They seem to be much quicker to run now. They are definitely a win in the setup/configuration department. Logic tests are much more difficult to implement.
Stay tuned for more.
In a current project, I had the need to have one specific view controller present its view in landscape orientation only. Pre-iOS 6, I would have overridden the
shouldAutoRotateToInterfaceOrientation method and returned
UIInterfaceOrientationLandscape. In iOS 6, this method is deprecated. I began researching how orientation issues should be handled going forward, and here is the way I made my specific scenario work.
Magical Record is an excellent library that compliments the Core Data framework. I’m going to assume some knowledge of Core Data here. If you need a reference, the Core Data book by Marcus Zarra is excellent, and just hit its 2nd edition. We are going to build out a very simple data model, with just one entity. This will allow us to set up the core data stack and verify that Magical Record is working.
Today, I’m going to go through setting up some initial code to use the 3rd party libraries to make sure that the libraries are working. Then we’ll set up logic tests and see what breaks with CocoaPods (spoiler: compiler errors ahead!).

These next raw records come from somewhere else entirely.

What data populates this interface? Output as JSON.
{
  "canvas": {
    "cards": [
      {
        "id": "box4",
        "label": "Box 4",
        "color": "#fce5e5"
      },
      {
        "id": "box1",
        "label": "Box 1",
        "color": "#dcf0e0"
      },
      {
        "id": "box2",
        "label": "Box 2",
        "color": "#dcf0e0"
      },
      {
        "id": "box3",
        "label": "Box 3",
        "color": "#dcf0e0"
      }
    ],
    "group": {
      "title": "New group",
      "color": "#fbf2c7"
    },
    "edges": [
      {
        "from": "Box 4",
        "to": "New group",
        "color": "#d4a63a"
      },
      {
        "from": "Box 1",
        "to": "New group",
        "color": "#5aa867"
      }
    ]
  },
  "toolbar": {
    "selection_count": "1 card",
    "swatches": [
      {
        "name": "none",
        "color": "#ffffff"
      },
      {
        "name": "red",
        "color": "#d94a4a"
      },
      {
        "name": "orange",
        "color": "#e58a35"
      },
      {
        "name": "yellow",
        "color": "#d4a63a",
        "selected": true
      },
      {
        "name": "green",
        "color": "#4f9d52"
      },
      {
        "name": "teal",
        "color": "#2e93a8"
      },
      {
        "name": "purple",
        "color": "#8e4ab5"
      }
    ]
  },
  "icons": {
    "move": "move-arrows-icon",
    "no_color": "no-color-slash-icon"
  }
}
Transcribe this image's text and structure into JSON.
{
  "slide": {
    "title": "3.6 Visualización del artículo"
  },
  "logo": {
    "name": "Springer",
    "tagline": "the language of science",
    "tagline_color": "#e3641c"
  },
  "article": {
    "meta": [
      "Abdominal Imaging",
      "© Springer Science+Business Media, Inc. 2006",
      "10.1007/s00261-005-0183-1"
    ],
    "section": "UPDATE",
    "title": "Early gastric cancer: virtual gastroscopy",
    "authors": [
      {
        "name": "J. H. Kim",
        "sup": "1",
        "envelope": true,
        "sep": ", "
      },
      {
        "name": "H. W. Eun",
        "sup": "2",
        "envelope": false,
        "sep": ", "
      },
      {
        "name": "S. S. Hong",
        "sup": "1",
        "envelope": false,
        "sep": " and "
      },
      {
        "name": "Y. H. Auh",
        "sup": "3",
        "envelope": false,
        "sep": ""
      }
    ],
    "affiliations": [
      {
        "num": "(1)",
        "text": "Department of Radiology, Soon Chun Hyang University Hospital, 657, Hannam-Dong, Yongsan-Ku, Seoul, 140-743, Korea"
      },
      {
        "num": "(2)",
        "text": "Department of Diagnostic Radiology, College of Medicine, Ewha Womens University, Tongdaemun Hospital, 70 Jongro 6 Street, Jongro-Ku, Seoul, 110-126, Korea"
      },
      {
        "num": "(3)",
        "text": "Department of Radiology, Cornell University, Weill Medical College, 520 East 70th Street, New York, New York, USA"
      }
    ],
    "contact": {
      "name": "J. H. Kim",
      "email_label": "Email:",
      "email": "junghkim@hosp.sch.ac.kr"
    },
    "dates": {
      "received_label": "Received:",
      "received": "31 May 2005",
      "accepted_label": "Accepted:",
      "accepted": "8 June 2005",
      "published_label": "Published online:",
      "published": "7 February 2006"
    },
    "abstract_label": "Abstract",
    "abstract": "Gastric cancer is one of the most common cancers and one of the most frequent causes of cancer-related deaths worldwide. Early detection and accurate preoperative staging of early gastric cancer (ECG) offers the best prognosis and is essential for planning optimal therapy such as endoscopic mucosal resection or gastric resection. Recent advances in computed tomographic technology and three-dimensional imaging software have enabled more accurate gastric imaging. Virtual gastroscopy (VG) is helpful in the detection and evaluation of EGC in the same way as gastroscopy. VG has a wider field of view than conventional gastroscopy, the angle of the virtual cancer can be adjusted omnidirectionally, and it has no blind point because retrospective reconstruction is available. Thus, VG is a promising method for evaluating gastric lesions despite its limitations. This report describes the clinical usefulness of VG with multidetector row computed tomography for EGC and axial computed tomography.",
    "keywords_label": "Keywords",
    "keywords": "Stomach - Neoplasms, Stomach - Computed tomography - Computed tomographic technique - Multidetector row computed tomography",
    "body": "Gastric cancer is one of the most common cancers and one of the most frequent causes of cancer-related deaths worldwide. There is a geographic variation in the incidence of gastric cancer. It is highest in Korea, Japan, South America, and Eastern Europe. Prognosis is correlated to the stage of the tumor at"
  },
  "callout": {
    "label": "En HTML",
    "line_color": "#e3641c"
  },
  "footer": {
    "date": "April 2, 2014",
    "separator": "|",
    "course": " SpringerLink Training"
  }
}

I’m continuing on my task to get a full project using iOS unit tests and integration tests. My first step is to set up logic tests in Xcode. I recently watched an excellent unit testing course on Lynda. In that course, Ron Lisle goes over the advantages of using logic tests. The most compelling factor in using logic tests over application tests is speed.
I have wanted to get better at unit testing and the tooling around it for some time. I usually start out determined to get a good amount of the code covered by unit tests, and to possibly get some UI tests built around user interactions. Unfortunately, deadlines intervene, and the tests get abandoned. With my most recent project, I decided to put all of these practices in place.
I recently switched to ReadKit for reading Instapaper articles on my mac. I switched over from Read Later (no longer available). Read Later was my app of choice for a long time, but it is no longer in active development. The team was hired by Pocket, and they are working solely on the mac app now. Read Later was good, but some much needed updates were never implemented. The display for articles was frequently skewed, and the app had started to crash a lot.